Dr. Russell H. Conwell, author of the book, ‘Acres of Diamonds‘.

Leave a comment

Filed under The Ramblings of a Reformed Ecclesiastic

Stand up, Stand up, for Jesus

In 1858, a great Christian revival – known as “the work of God in Philadelphia” – swept across that great American city 

Of the participating ministers, it was said that none was more powerful than a twenty-nine year old Episcopalian minister, the Reverend Dudley Atkins Tyng – a bold and uncompromising preacher.

Dudley Atkins Tyng was a tireless advocate for the emancipation of slaves. He was ridiculed and persecuted for his view, and even criticized for bringing politics into the pulpit.  Many of his congregation owned slaves, a common practice in those days, and they didn’t like him telling them plainly and bluntly that to hold a fellow human being in slavery was a sin.

In addition to preaching at his own church, the Church of the Epiphany in Philadelphia, Tyng began holding midday services at the downtown YMCA.  Such was his power and dynamism that great crowds came to hear him preach, and on Tuesday, March 30th 1858, over 5000 men gathered for a mass meeting to hear him.

He took as his text these words from Exodus chapter 10 verse 11: “Go now ye that are men and serve the Lord”

Over 1,000 of the men were converted; the sermon was called “one of the most successful of the time”; the entire city was being stirred; a religious awakening was gaining force.

The next week Tyng returned to his family in the country.   On Tuesday, April 13, 1858, he was watching the operation of a corn-thrasher in a barn.  Raising his arm to place his hand on the head of a mule which was walking up the inclined lane of the machine, the young minister accidentally caught his loose sleeve between the cogs.

His arm was lacerated severely, the main artery severed and the median nerve injured.
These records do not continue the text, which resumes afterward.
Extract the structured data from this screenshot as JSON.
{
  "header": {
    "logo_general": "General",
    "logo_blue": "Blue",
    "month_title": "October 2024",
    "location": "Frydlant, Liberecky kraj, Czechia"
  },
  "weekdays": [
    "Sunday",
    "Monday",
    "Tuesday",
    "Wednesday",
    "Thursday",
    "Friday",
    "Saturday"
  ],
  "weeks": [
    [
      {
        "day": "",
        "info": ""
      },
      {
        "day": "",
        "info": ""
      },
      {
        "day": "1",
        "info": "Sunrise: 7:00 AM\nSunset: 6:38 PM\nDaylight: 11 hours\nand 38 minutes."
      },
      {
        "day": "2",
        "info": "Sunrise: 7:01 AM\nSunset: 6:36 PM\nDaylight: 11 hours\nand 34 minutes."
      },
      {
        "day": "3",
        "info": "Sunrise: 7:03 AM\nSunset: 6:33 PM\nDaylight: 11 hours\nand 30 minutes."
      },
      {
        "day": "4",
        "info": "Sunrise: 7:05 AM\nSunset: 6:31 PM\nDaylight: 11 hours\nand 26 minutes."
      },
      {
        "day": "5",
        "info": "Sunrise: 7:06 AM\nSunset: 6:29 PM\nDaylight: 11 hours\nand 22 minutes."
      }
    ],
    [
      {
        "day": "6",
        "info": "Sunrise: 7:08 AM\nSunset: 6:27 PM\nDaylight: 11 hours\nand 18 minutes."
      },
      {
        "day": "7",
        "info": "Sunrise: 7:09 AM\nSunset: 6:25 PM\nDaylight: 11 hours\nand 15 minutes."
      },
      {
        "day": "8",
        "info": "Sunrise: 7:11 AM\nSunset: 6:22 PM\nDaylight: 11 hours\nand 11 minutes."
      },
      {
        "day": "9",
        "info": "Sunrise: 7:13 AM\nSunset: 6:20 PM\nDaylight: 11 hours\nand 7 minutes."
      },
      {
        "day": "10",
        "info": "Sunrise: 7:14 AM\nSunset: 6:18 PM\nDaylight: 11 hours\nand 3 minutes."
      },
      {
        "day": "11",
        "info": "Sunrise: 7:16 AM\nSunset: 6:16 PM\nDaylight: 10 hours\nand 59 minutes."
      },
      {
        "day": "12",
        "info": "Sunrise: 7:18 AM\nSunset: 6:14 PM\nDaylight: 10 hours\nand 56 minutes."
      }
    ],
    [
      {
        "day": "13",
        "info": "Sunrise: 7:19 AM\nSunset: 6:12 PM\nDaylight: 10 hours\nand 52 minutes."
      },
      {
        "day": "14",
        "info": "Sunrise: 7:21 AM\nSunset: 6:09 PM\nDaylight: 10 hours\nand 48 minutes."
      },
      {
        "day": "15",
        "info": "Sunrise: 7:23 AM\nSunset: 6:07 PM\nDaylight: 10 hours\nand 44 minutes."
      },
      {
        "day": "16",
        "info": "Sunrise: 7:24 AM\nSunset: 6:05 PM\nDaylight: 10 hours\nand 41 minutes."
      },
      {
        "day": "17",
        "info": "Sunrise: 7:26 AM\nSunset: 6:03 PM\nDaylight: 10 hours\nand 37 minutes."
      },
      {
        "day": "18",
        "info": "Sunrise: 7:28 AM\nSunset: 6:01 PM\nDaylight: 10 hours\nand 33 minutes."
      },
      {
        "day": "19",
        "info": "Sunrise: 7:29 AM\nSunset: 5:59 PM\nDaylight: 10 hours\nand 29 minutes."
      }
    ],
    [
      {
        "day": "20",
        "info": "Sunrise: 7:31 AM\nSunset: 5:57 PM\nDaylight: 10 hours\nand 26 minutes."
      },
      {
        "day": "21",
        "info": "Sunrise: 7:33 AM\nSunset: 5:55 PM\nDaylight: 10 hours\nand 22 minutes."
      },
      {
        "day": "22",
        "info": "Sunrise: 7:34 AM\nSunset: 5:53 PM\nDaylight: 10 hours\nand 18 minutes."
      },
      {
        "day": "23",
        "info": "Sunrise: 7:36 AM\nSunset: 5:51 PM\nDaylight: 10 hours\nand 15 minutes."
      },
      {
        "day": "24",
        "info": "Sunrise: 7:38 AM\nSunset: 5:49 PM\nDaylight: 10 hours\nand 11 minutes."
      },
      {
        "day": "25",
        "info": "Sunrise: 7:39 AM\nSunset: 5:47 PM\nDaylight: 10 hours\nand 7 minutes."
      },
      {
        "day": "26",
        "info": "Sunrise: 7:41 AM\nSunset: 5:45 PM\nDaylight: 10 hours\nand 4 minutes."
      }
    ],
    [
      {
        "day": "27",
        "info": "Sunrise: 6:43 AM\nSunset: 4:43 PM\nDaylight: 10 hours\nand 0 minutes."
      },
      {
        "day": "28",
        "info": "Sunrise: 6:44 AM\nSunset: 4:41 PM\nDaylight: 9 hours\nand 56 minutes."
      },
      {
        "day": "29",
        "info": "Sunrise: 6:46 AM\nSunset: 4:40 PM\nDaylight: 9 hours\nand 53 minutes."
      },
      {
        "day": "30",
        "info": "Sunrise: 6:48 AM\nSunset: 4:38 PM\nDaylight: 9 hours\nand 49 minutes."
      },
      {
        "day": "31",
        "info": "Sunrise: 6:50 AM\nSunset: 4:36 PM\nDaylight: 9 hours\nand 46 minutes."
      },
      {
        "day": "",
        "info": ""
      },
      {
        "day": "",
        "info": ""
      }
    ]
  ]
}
As a result of shock and a great loss of blood, he died on the 19th

His last words were “Stand up for Jesus, father; stand up for Jesus; and tell my brethren of the ministry, wherever you meet them, to stand up for Jesus.”

On the following Sunday, Tyng’s close friend, George Duffield, the minister of the Temple Presbyterian Church in Philadelphia, preached on Paul’s Letter to the Ephesians, the sixth chapter, beginning at the 14th verse:
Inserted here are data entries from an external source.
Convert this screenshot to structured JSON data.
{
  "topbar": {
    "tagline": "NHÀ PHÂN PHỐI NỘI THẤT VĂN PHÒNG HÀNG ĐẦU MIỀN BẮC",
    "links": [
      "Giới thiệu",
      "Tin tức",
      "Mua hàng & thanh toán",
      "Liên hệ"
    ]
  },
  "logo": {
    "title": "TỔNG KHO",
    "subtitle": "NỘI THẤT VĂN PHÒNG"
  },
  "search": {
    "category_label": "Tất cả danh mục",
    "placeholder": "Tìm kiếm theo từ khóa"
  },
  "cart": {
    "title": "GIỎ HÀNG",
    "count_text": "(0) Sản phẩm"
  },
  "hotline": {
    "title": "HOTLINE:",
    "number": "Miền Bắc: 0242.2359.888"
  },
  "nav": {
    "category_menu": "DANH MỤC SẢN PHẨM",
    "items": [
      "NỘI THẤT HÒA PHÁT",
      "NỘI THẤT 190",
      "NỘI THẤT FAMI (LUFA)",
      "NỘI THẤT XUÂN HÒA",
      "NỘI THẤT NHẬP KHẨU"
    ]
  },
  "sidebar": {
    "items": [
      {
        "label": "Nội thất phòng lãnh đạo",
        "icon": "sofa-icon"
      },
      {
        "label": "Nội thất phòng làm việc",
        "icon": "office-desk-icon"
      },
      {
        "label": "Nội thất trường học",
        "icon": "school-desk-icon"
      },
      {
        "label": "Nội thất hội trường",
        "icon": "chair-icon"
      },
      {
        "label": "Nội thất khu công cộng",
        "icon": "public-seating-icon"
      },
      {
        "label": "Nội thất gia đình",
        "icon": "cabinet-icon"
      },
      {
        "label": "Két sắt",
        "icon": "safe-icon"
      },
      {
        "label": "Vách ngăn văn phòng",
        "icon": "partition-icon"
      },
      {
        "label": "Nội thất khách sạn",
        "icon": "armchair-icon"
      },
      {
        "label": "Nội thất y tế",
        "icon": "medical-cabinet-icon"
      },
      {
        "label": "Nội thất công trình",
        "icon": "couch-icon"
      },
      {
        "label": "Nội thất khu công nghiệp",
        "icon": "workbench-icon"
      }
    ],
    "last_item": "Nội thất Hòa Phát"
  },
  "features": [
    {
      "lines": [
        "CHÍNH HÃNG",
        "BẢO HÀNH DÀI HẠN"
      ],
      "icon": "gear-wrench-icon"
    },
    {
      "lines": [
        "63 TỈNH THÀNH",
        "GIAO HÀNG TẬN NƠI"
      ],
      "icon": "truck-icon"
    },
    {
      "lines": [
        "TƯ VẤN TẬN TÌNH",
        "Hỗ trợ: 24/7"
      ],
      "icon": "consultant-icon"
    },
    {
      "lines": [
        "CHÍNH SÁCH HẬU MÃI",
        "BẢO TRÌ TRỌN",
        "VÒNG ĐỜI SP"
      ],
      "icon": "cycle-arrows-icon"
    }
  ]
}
“Stand, therefore, having your loins girded about with truth, and having on the breastplate of righteousness.”

Duffield closed his sermon by reading a poem that he had just written.  It had been inspired by the dying words of his friend.  His words are still with us, of course, known as the hymn “Stand up, stand up, for Jesus.”

As we’ve said, Dudley Atkins Tyng was a vigorous campaigner for the emancipation of slaves. He  stood up in protest against inequality and injustice

– and so must we, wherever God’s will is ignored, wherever wrong and evil flourish….and by doing so, we stand up for Jesus.

We Christians stand up to powers of oppression, we stand firm in our faith, and we stand down when violence becomes the only option, because what we stand for is the very peace Jesus proclaims to his disciples.

Stand up for God’s justice, mercy, and truth. Stand up to protest against something—such as the obscene bonuses paid to failed bankers at this time of economic recession. Stand up against the disintegration of society; stand up for decency, honour and worth in our country. Stand up to affirm something—like the importance of traditional morality, the need for peace and cooperation in Palestine, Syria, Afghanistan and so many other troubled countries in the world,, or hope for the future of humankind..

When we encounter evil, hypocrisy, corruption, or anything else that is counter to the world of truth, beauty, peace and justice that is God’s will, let us, with righteous indignation, take an aggressive stand for God.  Let us, too, ‘Stand up! Stand up for Jesus!’

Let me finish by quoting a verse from the original version of the hymn:

Stand up, stand up for Jesus!

The solemn watchword hear,

If while ye sleep he suffers,

Away with shame and fear,

Where’er ye meet with evil,

Within you or without,

Charge for the God of battles,

And put the foe to rout.

 

Leave a comment

Filed under The Ramblings of a Reformed Ecclesiastic